Hevingham observatory to give Norfolk close up view of Knight sky

Ian Knight in his observatory in Hevingham. Picture by Georgia Knight.

Ian Knight in his observatory in Hevingham. Picture by Georgia Knight. - Credit: Archant

It is a rare phenomenon that occurs only 14 times every century.

Photo of the sun taken by the observatory.

Photo of the sun taken by the observatory. - Credit: Archant

The transit of Mercury - when the planet passes in front of the sun - was last seen in 2006, 2003 and 1999 and is due to travel again very soon. And, a keen astronomer from Hevingham is offering North Norfolk News readers a close up view.

Ian Knight's observatory in Hevingham.

Ian Knight's observatory in Hevingham. - Credit: Archant

Ian Knight, 50, will be opening his observatory 'POD' for those to witness the rare one-day spectacle.

Mr Knight, who is a partner at Altair Astro in Aylsham, said: 'Back in 2004 I did the transit of Venus and set this up at Hevingham Primary School and the event was enjoyed by the children and adults as well. So, as I have been asked if they can look through the telescope, I thought I would open it up during the day for people who are passing by to pop over and enjoy the relatively rare phenomenon.

'I started my passion for astronomy when I was 13 and was totally inspired, so to do the same for others makes it all worth while.'

The observatory was invented by Wayne Parker from Canada and stands at 2.4m tall.

An advantage to using an observatory is to lessen the amount of kit you need to stargaze.

Most Read

Mr Wright added: 'The modern amateur astronomer has a lot of kit and hauling their bulky telescope and equipment in and out of the house can become extremely tedious, especially when taking into account the amount of time it takes to properly set it up. You have to balance your telescope and do polar-aligning.

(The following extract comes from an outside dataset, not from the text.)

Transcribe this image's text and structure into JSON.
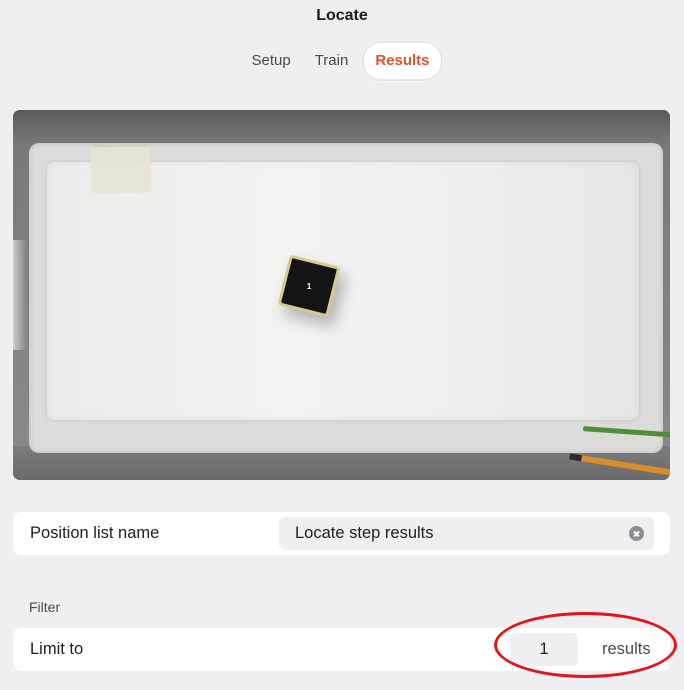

Having a permanent observatory eliminates this time consuming process, allowing you to take full advantage of perfect viewing conditions which may be a complete night but also could only be an hour window.'

It also provides a better picture than using a telescope inside as it shields from reflections from the glass heat from the house rising in front of the glass and telescope optics.'

The observatory will be open on May 9 and the orbit of Mercury is due to start at 11.12am and will finish at 6.42pm.

Mr Knight lives at 1 Westgate in Hevingham and asks would-be visitors to email him on ian@knightskys.co.uk to check for space as it is limited.

Become a Supporter

This newspaper has been a central part of community life for many years. Our industry faces testing times, which is why we're asking for your support. Every contribution will help us continue to produce local journalism that makes a measurable difference to our community.

Become a Supporter